'Highsmith writes the verbal equivalent of a drug - easy to consume, darkly euphoric, totally addictive . . . (She) belongs in the moody company of Dostoevsky or Angela Carter' Time Out
Nowhere is Patricia Highsmith's affinity for animals more apparent than in The Animal-Lover's Book of Beastly Murder, for here she transfers the murderous thoughts and rages most associated with humans onto the animals themselves. You will meet, for example, in 'In the Dead of Truffle Season', a truffle-hunting pig who tries to whet his own appetite for a while; or Jumbo in 'Chorus Girl's Absolutely Final Performance', a lonely, old circus elephant who decides she's had enough of show business and cruel trainers for one lifetime. In this satirical reprise of Kafka, cats, dogs, and breeding rodents are no longer ordinary beings in the happy home, but actually have the power to destroy the world in which we live.
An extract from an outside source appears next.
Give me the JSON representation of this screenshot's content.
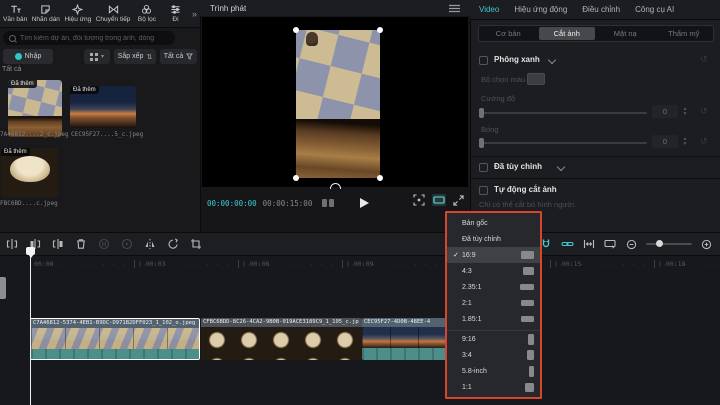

Grisly and atmospheric, these are perfectly nasty little tales told by an acknowledged mistress of the form ( Little Tales of Mysogyny. Whether it's Eddie, the Capuchin monkey, annoyed at the petty thief who employs him, or Djemal, the camel, getting back at a cruel driver, Highsmith's creatures are intelligent, vengeful and bloodthirsty. Even the aged Baron, a pampered and sophisticated city dog with worn-down teeth, finds a way of settling the score with the human he dislikes. Tales are told of a truffle-hunting pig, a ferret, a goat who gives rides in an amusement park, a sleek Siamese cat, chickens raised on an automated farm and an extended family of hamstersall sympathetically, but never sentimentally, portrayed. The stories feature small worlds of animal amorality in which the sweet taste of revenge leaves no aftertaste of guilt. It's a rich offering, best sampled in small bites.